- Resources and money are two different things: I don’t allow people to argue for limitations around me. I’m a weirdo. I actually LIKE IT when people catch me doing it. Who WANTS to be miserable? (I know you have some relatives that DO because they like the attention, but we are talking about everyone else ok???) I started to get upset because there was a distinct lack of donations by the models I painted to help me replace the paint I was using. I was down $200 in paints midway during the challenge. I started feeling resentful and it was bleeding out in my verbal conversations. I pulled up a picture that I argued I couldn’t do because I didn’t have the money. I got called on it. No one LIKES to help complainers. I realized that just because I didn’t have the money didn’t mean that I wasn’t connected to people who had the resources to make such a thing possible. I had to change the way I was looking at it. “Do you want to be ‘right’ or do you want to be open to it showing up in another way?” I gave up being right. The next day I was offered a studio, business cards, banners, and even painting supplies. Lesson learned.

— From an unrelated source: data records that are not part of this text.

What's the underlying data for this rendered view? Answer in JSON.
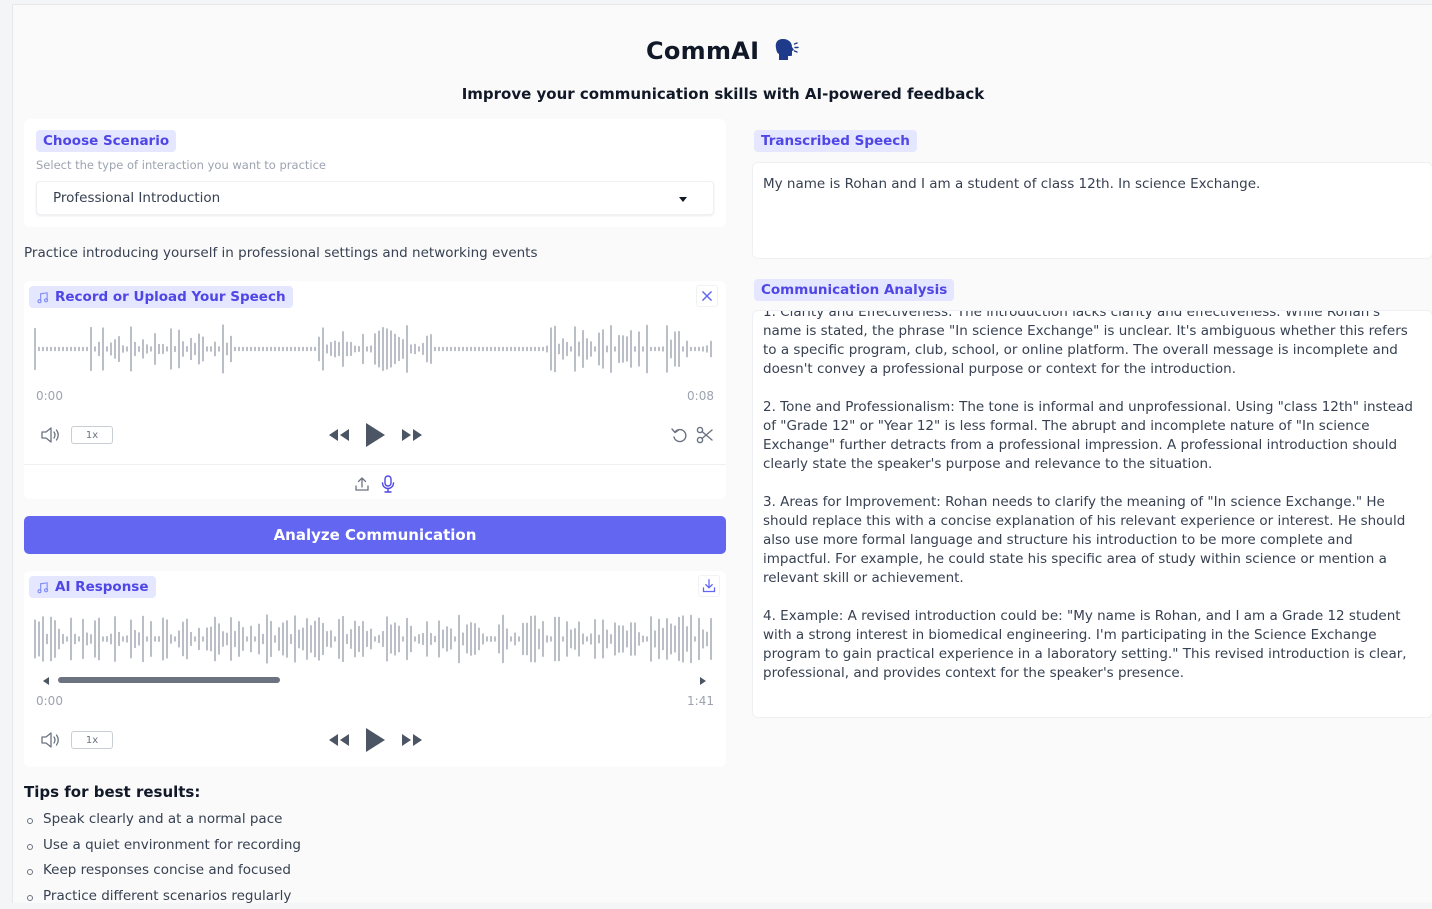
{
  "app": {
    "title": "CommAI",
    "title_icon": "speaking-head-icon",
    "subtitle": "Improve your communication skills with AI-powered feedback"
  },
  "scenario": {
    "label": "Choose Scenario",
    "hint": "Select the type of interaction you want to practice",
    "selected": "Professional Introduction",
    "description": "Practice introducing yourself in professional settings and networking events"
  },
  "record": {
    "label": "Record or Upload Your Speech",
    "time_current": "0:00",
    "time_total": "0:08",
    "speed": "1x",
    "icons": [
      "close-icon",
      "volume-icon",
      "rewind-icon",
      "play-icon",
      "fast-forward-icon",
      "undo-icon",
      "scissors-icon",
      "upload-icon",
      "microphone-icon"
    ]
  },
  "analyze_button": "Analyze Communication",
  "ai_response": {
    "label": "AI Response",
    "time_current": "0:00",
    "time_total": "1:41",
    "speed": "1x",
    "scroll_position": 0.0,
    "icons": [
      "download-icon",
      "volume-icon",
      "rewind-icon",
      "play-icon",
      "fast-forward-icon"
    ]
  },
  "tips": {
    "title": "Tips for best results:",
    "items": [
      "Speak clearly and at a normal pace",
      "Use a quiet environment for recording",
      "Keep responses concise and focused",
      "Practice different scenarios regularly"
    ]
  },
  "transcription": {
    "label": "Transcribed Speech",
    "text": "My name is Rohan and I am a student of class 12th.  In science Exchange."
  },
  "analysis": {
    "label": "Communication Analysis",
    "paragraphs": [
      "1. Clarity and Effectiveness: The introduction lacks clarity and effectiveness.  While Rohan's name is stated, the phrase \"In science Exchange\" is unclear.  It's ambiguous whether this refers to a specific program, club, school, or online platform.  The overall message is incomplete and doesn't convey a professional purpose or context for the introduction.",
      "2. Tone and Professionalism: The tone is informal and unprofessional.  Using \"class 12th\" instead of \"Grade 12\" or \"Year 12\" is less formal.  The abrupt and incomplete nature of \"In science Exchange\" further detracts from a professional impression.  A professional introduction should clearly state the speaker's purpose and relevance to the situation.",
      "3. Areas for Improvement:  Rohan needs to clarify the meaning of \"In science Exchange.\" He should replace this with a concise explanation of his relevant experience or interest.  He should also use more formal language and structure his introduction to be more complete and impactful.  For example, he could state his specific area of study within science or mention a relevant skill or achievement.",
      "4. Example: A revised introduction could be: \"My name is Rohan, and I am a Grade 12 student with a strong interest in biomedical engineering. I'm participating in the Science Exchange program to gain practical experience in a laboratory setting.\"  This revised introduction is clear, professional, and provides context for the speaker's presence."
    ]
  },
  "colors": {
    "accent": "#6366f1",
    "tag_background": "#e4e7ff",
    "tag_text": "#4f46e5",
    "waveform": "#9ca3af"
  }
}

- Painting everyday:
This is just the beginning. In Vegas I took classes and found out that painting every day is what masters of the craft DO. So do as the masters do. I learned that painting my own face and going out in public is a great way to self- advertise. So guess what I’m going to be doing? This is no longer just a challenge, painting everyday has become a way of life.
- Listening: I usually think I’m pretty good about listening to what the universe wants. It becomes even more intense when I am painting. Everything is involved… the things the go “wrong” are a part of that universal conversation. The model that shows up, not the one that you scheduled, is the one that needs the experience. The design that was intended, is the one you end up painting. The thing is, what was true for my bodypainting, is true for all of life. You can either get upset, or listen intently to what the universe is asking to have happen in the present moment. One leaves you frustrated and miserable, the other leaves you grateful that the universe is your partner and the best planner for your day. The universe (God, Allah, or whatever you want to call the Divine) can plan better than you can ever imagine if you just go with the flow.
I may not have created 30 pieces that can rival that of my mentors, but I learned an awful lot. I believe I helped almost every person I painted. For the most part, that’s it. I am still waiting for many of the final images and professional pictures to come in but here is the link to the set I do have on my Facebook bodypainting page. Please feel free to like, comment, share… and YES I intend to make prints of these so if you want any of them just let me know. Thank you for sharing the journey with me. I consider you one of the sacred witnesses to my life. It is an important job.
MythicaYou can contact Mythica on Facebook: firstname.lastname@example.org